On to the data:
- Last week, 46 new final regulations were published in the Federal Register, after 65 the previous week.
- That’s the equivalent of a new regulation every three hours and 39 minutes.
- So far in 2015, 1,111 final regulations have been published in the Federal Register. At that pace, there will be a total of 2,955 new regulations this year, which would be several hundred fewer rules than the usual total of 3,500-plus.
- Last week, 1,333 new pages were added to the Federal Register, after 1,609 pages the previous week.
- Currently at 28,039 pages, the 2015 Federal Register is on pace for 74,572 pages.
- Rules are called “economically significant” if they have costs of $100 million or more in a given year. Eight such rules have been published so far this year, none in the past week.
- The total estimated compliance cost of 2015’s economically significant regulations ranges from $917 million to $970 million for the current year.
- 92 final rules meeting the broader definition of “significant” have been published so far this year.
- So far in 2015, 196 new rules affect small businesses; 30 of them are classified as significant.
Highlights from selected final rules published last week:
- The September 1 date for low-powered television stations to transition to digital broadcasting has been delayed until further notice.
- If you’re a coal miner, there are federal regulations for your doctor appointments.
- The FCC is going to hold an auction for FM broadcast construction permits.
- Increased assessment rates for grape growers in California.
- Another spearmint oil handling regulation.
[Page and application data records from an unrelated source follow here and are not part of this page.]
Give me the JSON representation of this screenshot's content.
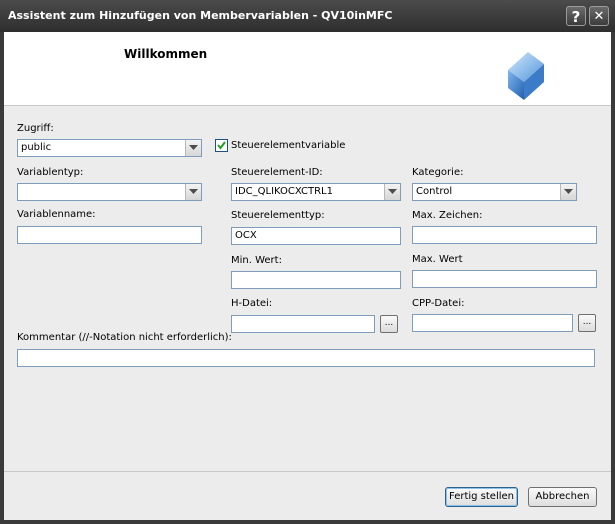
{
  "window": {
    "title": "Assistent zum Hinzufügen von Membervariablen - QV10inMFC",
    "help_label": "?",
    "close_label": "✕"
  },
  "header": {
    "welcome": "Willkommen",
    "logo_icon": "cube-icon"
  },
  "form": {
    "access_label": "Zugriff:",
    "access_value": "public",
    "control_var_label": "Steuerelementvariable",
    "control_var_checked": true,
    "vartype_label": "Variablentyp:",
    "vartype_value": "",
    "control_id_label": "Steuerelement-ID:",
    "control_id_value": "IDC_QLIKOCXCTRL1",
    "category_label": "Kategorie:",
    "category_value": "Control",
    "varname_label": "Variablenname:",
    "varname_value": "",
    "control_type_label": "Steuerelementtyp:",
    "control_type_value": "OCX",
    "max_chars_label": "Max. Zeichen:",
    "max_chars_value": "",
    "min_value_label": "Min. Wert:",
    "min_value_value": "",
    "max_value_label": "Max. Wert",
    "max_value_value": "",
    "h_file_label": "H-Datei:",
    "h_file_value": "",
    "cpp_file_label": "CPP-Datei:",
    "cpp_file_value": "",
    "browse_label": "...",
    "comment_label": "Kommentar (//-Notation nicht erforderlich):",
    "comment_value": ""
  },
  "footer": {
    "finish_label": "Fertig stellen",
    "cancel_label": "Abbrechen"
  },
  "colors": {
    "titlebar": "#3a3a3a",
    "client": "#ececec",
    "field_border": "#7f9db9"
  }
}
That makes 145 since 1994.
- An “enhancement” of car rental policies for federal employees.
- Don’t fly over Baghdad.